How does the romance reader perceive the library?

The Australian Romance Readers Association conducts an annual readers survey.

There are 2 library specific questions in this survey.

“Have you borrowed romance books from your local library this year”. 50% of respondents answered “Never”.

“Are new romance releases usually available from your local library” Only one quarter of the respondents said yes. The other quarter said no, and let’s not forget that half of the respondents never use the library.

I find this data concerning. This is a survey of engaged, committed readers. Readers who are part of a reading association, readers who follow book review sites, author websites, subscribe to newsletters, magazines and blogs so as to decide upon their next read. These are readers that engage with social media. If we are looking at the lower end of the scale these readers read 60 romances a year and this does not include their other reading interests. Yet, they don’t recognise the library playing a large, positive role in their reading experience. Half of them never use the library.

“To Sup with the devil you need a long spoon”

Libraries have treated romance readers as “the devil” for they maintain a distance from them. We see this in librarians trying to improve the readers choice, cataloguers not valuing the books the readers choose. All this is reflected in the romance readers survey responses that the library is not a provider for their reading needs.
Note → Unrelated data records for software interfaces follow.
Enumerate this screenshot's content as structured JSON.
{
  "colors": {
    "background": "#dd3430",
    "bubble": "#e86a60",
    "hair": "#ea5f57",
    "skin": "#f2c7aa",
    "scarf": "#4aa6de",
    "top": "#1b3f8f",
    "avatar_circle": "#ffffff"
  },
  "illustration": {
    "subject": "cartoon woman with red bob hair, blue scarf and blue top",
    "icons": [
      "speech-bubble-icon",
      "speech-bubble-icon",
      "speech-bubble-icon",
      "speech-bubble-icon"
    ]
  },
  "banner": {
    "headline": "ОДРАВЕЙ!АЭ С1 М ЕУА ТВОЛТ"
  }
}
It will be interesting to see what trends will emerge with ebook lending.  When I searched the libraries in Sydney that subscribed to Overdrive there were a substantial selection of romance titles available. That spoon is getting shorter. It is not all dire. There are libraries that know the value of the romance reader. They have strong romance collections, romance authors are on their standing author lists, speak at library events and run writing workshops. These libraries know that the big readers impact positively on their KPIs so they court the reader and romance readers love a courtship.
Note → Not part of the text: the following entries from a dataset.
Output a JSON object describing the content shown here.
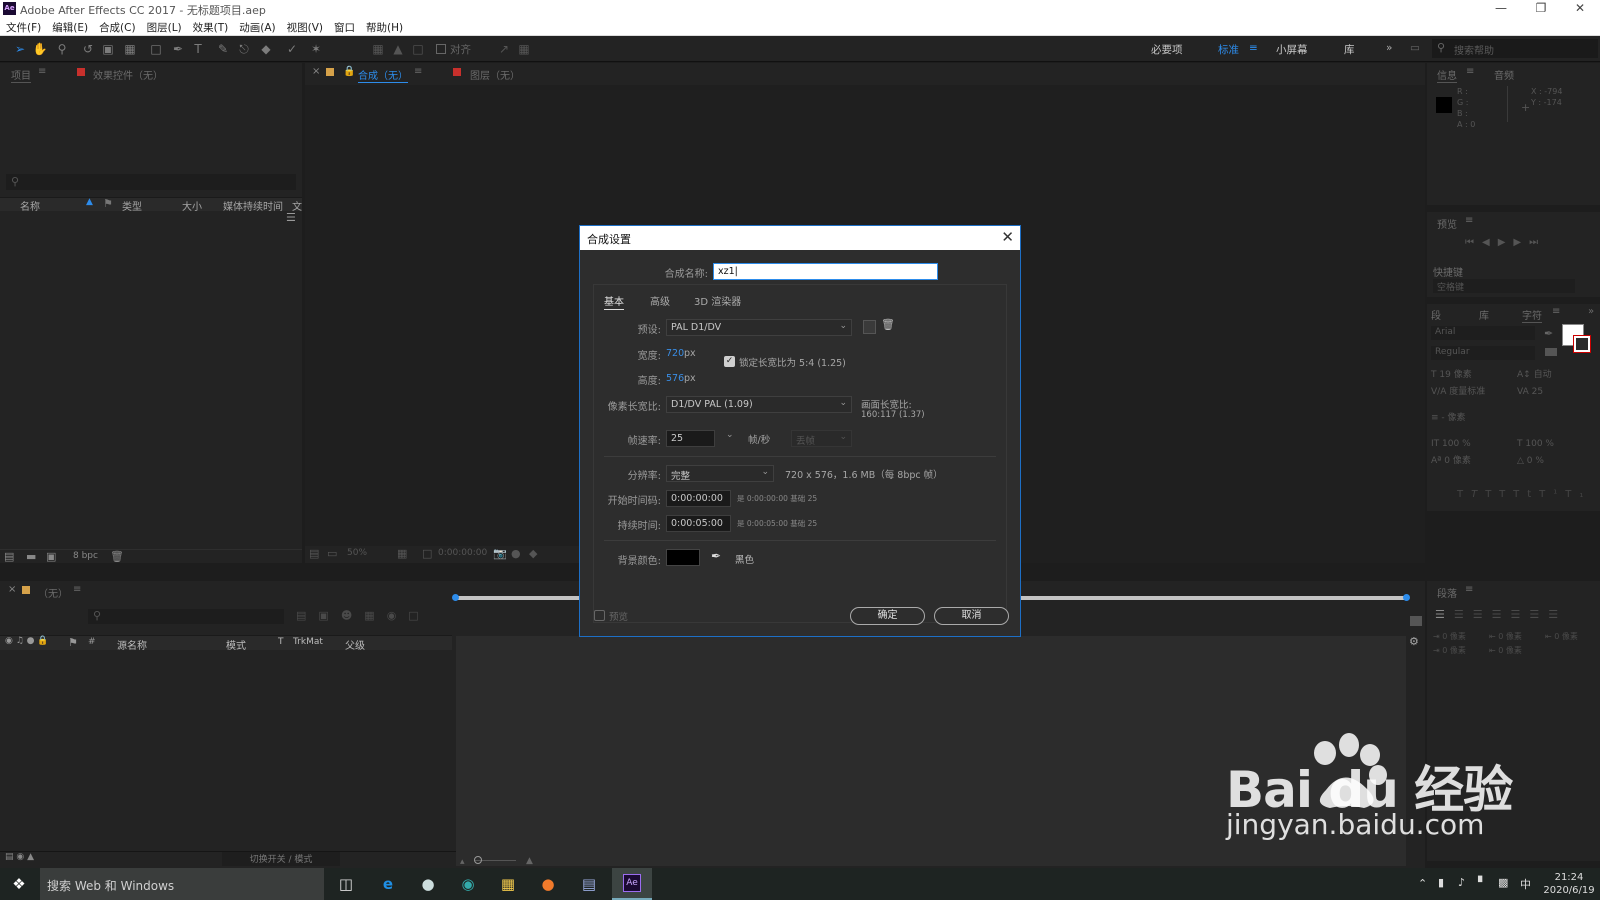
{
  "window": {
    "app_icon": "Ae",
    "title": "Adobe After Effects CC 2017 - 无标题项目.aep"
  },
  "menu": [
    "文件(F)",
    "编辑(E)",
    "合成(C)",
    "图层(L)",
    "效果(T)",
    "动画(A)",
    "视图(V)",
    "窗口",
    "帮助(H)"
  ],
  "toolbar": {
    "align_label": "对齐",
    "workspaces": [
      "必要项",
      "标准",
      "小屏幕",
      "库"
    ],
    "active_workspace": "标准",
    "search_help_placeholder": "搜索帮助"
  },
  "project_panel": {
    "tab_project": "项目",
    "tab_effects": "效果控件（无）",
    "columns": [
      "名称",
      "类型",
      "大小",
      "媒体持续时间",
      "文"
    ],
    "bpc": "8 bpc"
  },
  "comp_viewer": {
    "tab_comp": "合成（无）",
    "tab_layer": "图层（无）",
    "zoom": "50%",
    "timecode": "0:00:00:00"
  },
  "timeline": {
    "tab": "（无）",
    "columns": [
      "源名称",
      "模式",
      "T",
      "TrkMat",
      "父级"
    ],
    "toggle_label": "切换开关 / 模式"
  },
  "info_panel": {
    "tab_info": "信息",
    "tab_audio": "音频",
    "r": "R :",
    "g": "G :",
    "b": "B :",
    "a": "A : 0",
    "x": "X : -794",
    "y": "Y : -174"
  },
  "preview_panel": {
    "title": "预览",
    "shortcut_label": "快捷键",
    "shortcut_value": "空格键"
  },
  "character_panel": {
    "tab_effects": "段",
    "tab_library": "库",
    "tab_character": "字符",
    "font": "Arial",
    "style": "Regular",
    "size": "19 像素",
    "leading": "自动",
    "kerning": "度量标准",
    "tracking": "25",
    "stroke": "- 像素",
    "vscale": "100 %",
    "hscale": "100 %",
    "baseline": "0 像素",
    "tsume": "0 %"
  },
  "paragraph_panel": {
    "title": "段落",
    "indent_left": "0 像素",
    "indent_right": "0 像素",
    "space_before": "0 像素",
    "space_after": "0 像素",
    "indent_first": "0 像素"
  },
  "dialog": {
    "title": "合成设置",
    "name_label": "合成名称:",
    "name_value": "xz1",
    "tabs": [
      "基本",
      "高级",
      "3D 渲染器"
    ],
    "preset_label": "预设:",
    "preset_value": "PAL D1/DV",
    "width_label": "宽度:",
    "width_value": "720",
    "height_label": "高度:",
    "height_value": "576",
    "unit_px": "px",
    "lock_aspect_label": "锁定长宽比为 5:4 (1.25)",
    "pixel_aspect_label": "像素长宽比:",
    "pixel_aspect_value": "D1/DV PAL (1.09)",
    "frame_aspect_label": "画面长宽比:",
    "frame_aspect_value": "160:117 (1.37)",
    "framerate_label": "帧速率:",
    "framerate_value": "25",
    "framerate_unit": "帧/秒",
    "dropframe_value": "丢帧",
    "resolution_label": "分辨率:",
    "resolution_value": "完整",
    "resolution_info": "720 x 576，1.6 MB（每 8bpc 帧）",
    "start_tc_label": "开始时间码:",
    "start_tc_value": "0:00:00:00",
    "start_tc_info": "是 0:00:00:00  基础 25",
    "duration_label": "持续时间:",
    "duration_value": "0:00:05:00",
    "duration_info": "是 0:00:05:00  基础 25",
    "bg_label": "背景颜色:",
    "bg_color": "#000000",
    "bg_name": "黑色",
    "preview_label": "预览",
    "ok": "确定",
    "cancel": "取消"
  },
  "taskbar": {
    "search_text": "搜索 Web 和 Windows",
    "time": "21:24",
    "date": "2020/6/19",
    "ime": "中"
  },
  "watermark": {
    "brand": "Bai du 经验",
    "url": "jingyan.baidu.com"
  },
  "colors": {
    "accent": "#2d8ceb",
    "dialog_border": "#1d6fc6",
    "panel_bg": "#232323"
  }
}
Towards the end of Sup with the Devil, Courtney is torn. She suspects her husband embezzled from her family but she likes him. She makes the decision that she was no longer going to hold him at bay for “to sup with the devil might hold an element of excitement”.

to sup with the devil might hold an element of excitement
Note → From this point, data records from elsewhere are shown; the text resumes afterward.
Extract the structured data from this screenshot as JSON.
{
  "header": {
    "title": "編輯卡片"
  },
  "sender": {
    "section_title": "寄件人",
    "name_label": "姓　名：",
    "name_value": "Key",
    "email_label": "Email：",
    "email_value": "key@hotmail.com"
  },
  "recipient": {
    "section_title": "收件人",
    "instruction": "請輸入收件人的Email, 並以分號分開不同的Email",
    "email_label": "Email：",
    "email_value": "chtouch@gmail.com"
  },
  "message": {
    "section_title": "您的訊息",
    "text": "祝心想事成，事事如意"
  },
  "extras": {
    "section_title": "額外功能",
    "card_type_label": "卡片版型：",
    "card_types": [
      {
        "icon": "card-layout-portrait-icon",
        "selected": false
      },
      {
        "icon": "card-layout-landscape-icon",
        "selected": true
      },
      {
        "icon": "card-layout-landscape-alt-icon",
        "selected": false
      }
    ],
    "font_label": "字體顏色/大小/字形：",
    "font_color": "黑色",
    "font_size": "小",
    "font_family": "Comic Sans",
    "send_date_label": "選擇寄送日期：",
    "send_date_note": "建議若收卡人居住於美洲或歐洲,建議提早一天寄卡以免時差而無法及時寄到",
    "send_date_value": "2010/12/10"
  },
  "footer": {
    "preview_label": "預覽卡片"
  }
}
This metaphor invites you to be a risk taker. Life is about using the short spoon when you are supping with the devil. And this is what libraries should be doing.

Look for the marginalised reader, look for the marginalised patron and support them and court them.  Discover those ideas that to others are distasteful, that are met with derision and make room for them in your libraries. Find your gamers, hobbyists, hackers and makers. Your homeless, your reenactors, geeks, crafsters and subversives. Look at your emerging communities and do not dismiss your established users. For Raymond Williams tells us that Culture is Ordinary. That “every human society has its own shape and its own purpose, its own meanings. Every human society expresses these, in institutions and in arts and learning”. These institutions are our libraries and libraries are our secular cathedrals and these secular cathedrals should be representing our ordinary culture. As this conference is about Discovery, I ask you to go out, discover the ordinary in our society and use the short spoon to sup with them.

© Vassiliki Veros and Shallowreader, 2012.